** INFORMATION follows **

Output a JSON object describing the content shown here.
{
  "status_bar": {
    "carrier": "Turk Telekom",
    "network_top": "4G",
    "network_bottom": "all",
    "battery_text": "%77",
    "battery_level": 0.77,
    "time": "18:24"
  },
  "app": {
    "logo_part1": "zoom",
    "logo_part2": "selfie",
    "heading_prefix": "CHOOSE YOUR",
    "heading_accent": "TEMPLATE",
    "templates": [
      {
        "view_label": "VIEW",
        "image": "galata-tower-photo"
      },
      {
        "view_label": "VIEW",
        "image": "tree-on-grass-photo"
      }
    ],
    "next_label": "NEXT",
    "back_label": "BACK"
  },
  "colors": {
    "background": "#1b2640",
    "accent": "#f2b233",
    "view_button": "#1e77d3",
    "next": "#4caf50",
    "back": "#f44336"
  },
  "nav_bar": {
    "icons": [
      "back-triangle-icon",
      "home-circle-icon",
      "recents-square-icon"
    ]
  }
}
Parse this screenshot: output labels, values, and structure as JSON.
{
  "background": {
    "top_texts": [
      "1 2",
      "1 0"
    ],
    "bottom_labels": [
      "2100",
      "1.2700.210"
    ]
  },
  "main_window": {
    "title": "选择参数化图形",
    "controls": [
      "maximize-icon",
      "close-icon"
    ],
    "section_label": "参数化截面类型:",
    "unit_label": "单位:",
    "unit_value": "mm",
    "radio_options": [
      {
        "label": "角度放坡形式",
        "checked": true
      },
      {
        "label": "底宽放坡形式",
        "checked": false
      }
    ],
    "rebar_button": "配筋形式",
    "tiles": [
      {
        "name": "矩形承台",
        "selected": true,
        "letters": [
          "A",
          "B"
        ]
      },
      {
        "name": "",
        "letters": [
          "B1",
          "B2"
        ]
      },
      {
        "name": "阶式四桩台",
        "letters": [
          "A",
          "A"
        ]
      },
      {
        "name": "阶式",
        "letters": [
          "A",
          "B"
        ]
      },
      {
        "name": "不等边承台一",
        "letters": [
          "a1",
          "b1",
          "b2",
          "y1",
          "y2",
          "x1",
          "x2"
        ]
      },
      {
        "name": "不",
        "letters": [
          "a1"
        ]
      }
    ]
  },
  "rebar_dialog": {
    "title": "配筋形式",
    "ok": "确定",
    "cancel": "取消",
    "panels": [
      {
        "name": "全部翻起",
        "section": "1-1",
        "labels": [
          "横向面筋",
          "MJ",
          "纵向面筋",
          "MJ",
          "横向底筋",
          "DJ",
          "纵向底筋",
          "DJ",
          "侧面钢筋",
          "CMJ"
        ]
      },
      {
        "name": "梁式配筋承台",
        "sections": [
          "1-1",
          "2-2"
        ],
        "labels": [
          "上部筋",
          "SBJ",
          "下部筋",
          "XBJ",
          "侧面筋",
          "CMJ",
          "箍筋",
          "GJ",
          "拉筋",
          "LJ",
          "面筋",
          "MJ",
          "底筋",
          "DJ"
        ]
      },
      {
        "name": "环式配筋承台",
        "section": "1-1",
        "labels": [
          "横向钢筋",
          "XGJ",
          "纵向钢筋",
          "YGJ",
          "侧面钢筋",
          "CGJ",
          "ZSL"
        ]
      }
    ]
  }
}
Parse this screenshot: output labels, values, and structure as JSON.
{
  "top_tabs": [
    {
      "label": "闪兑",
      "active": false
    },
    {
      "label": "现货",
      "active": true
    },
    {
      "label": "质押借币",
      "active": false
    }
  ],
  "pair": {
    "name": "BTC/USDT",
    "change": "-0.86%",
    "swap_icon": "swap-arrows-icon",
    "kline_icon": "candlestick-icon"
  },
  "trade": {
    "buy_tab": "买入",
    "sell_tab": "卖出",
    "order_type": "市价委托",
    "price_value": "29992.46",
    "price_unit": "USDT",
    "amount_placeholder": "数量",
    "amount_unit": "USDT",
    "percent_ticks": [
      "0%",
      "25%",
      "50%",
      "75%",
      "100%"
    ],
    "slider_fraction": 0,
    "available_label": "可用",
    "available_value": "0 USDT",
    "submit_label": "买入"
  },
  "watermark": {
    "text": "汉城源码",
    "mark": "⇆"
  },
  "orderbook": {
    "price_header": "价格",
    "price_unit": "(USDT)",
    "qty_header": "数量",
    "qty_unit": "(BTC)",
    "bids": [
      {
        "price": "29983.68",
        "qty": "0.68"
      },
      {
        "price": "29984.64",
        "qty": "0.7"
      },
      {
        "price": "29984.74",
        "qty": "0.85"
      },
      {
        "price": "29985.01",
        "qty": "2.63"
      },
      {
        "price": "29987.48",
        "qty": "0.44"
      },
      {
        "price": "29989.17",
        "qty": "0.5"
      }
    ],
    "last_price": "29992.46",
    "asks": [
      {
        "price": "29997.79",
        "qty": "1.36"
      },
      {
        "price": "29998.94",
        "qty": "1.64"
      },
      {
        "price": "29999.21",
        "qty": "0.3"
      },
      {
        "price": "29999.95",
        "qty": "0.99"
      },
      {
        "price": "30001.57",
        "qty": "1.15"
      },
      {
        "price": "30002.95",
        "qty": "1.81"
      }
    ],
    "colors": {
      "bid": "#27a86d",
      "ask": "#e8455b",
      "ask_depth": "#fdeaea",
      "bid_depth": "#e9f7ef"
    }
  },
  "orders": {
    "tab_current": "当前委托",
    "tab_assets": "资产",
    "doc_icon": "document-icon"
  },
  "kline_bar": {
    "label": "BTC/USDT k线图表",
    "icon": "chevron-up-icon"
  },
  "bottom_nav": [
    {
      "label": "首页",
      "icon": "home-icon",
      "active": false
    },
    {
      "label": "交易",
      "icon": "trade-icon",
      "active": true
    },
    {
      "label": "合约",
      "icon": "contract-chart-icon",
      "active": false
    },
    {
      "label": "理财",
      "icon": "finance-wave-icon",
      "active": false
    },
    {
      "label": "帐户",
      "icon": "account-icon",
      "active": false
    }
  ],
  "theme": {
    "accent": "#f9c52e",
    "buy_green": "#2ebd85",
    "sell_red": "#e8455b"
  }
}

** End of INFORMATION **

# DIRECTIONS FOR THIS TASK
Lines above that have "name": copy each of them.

# WRITTEN SOLUTION
        "name": "矩形承台",
        "name": "",
        "name": "阶式四桩台",
        "name": "阶式",
        "name": "不等边承台一",
        "name": "不",
        "name": "全部翻起",
        "name": "梁式配筋承台",
        "name": "环式配筋承台",
    "name": "BTC/USDT",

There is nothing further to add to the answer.